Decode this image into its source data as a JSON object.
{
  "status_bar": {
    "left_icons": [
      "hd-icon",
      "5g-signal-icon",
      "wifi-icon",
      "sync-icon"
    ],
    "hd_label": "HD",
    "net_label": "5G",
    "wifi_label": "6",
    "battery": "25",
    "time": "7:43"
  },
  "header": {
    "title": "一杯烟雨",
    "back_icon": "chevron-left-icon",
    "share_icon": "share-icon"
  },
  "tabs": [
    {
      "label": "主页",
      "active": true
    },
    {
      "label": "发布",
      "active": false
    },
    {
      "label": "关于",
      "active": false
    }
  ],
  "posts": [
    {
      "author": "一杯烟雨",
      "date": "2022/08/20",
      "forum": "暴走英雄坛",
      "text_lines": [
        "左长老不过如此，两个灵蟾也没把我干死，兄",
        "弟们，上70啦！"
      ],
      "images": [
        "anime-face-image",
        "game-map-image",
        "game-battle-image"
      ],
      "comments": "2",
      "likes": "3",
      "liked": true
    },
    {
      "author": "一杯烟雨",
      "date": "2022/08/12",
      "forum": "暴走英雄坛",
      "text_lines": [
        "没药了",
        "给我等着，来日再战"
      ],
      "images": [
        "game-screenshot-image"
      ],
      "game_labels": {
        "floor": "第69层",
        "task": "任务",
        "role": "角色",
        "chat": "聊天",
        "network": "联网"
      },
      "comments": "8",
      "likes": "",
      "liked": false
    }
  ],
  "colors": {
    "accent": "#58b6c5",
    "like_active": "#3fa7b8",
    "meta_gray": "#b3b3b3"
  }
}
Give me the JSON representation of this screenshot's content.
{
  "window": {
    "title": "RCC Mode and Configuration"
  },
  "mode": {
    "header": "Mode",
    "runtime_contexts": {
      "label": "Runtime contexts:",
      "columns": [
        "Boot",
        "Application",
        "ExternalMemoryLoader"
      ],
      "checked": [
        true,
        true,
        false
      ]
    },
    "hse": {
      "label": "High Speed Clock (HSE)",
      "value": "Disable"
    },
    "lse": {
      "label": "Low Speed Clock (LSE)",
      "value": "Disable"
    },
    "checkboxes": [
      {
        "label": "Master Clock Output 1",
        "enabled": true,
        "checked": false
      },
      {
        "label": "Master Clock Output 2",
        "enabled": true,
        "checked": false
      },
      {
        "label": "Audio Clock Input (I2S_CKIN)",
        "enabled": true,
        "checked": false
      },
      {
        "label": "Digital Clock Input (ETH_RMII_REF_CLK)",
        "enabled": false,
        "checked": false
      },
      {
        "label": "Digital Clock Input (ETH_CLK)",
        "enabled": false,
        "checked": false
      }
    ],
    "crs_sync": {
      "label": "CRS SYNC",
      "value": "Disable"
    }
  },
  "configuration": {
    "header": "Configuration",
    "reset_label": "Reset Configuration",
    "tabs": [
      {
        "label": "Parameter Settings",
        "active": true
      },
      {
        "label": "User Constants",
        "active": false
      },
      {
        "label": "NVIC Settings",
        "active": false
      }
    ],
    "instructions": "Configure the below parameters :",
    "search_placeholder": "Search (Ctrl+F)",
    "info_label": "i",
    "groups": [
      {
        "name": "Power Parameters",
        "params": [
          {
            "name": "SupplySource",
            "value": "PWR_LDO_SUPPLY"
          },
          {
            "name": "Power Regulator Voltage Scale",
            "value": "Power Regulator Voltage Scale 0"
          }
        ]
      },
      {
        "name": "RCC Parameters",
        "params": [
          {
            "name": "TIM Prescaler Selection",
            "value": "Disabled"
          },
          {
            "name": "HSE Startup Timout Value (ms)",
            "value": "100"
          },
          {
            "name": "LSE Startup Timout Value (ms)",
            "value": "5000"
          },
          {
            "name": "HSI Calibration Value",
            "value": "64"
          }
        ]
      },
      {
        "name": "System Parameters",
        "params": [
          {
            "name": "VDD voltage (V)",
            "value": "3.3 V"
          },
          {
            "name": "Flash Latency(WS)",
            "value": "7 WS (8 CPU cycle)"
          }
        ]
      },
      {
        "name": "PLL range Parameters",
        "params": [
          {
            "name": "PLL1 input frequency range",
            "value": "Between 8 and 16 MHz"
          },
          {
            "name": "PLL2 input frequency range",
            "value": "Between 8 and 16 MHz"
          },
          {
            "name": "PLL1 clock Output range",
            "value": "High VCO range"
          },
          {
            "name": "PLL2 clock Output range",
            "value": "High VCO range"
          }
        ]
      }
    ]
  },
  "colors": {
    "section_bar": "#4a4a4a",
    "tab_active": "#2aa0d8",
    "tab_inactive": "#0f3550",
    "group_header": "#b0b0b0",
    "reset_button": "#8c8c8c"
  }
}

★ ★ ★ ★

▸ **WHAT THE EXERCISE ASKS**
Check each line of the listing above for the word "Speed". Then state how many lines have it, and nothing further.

▸ **RESPONSE AREA**
2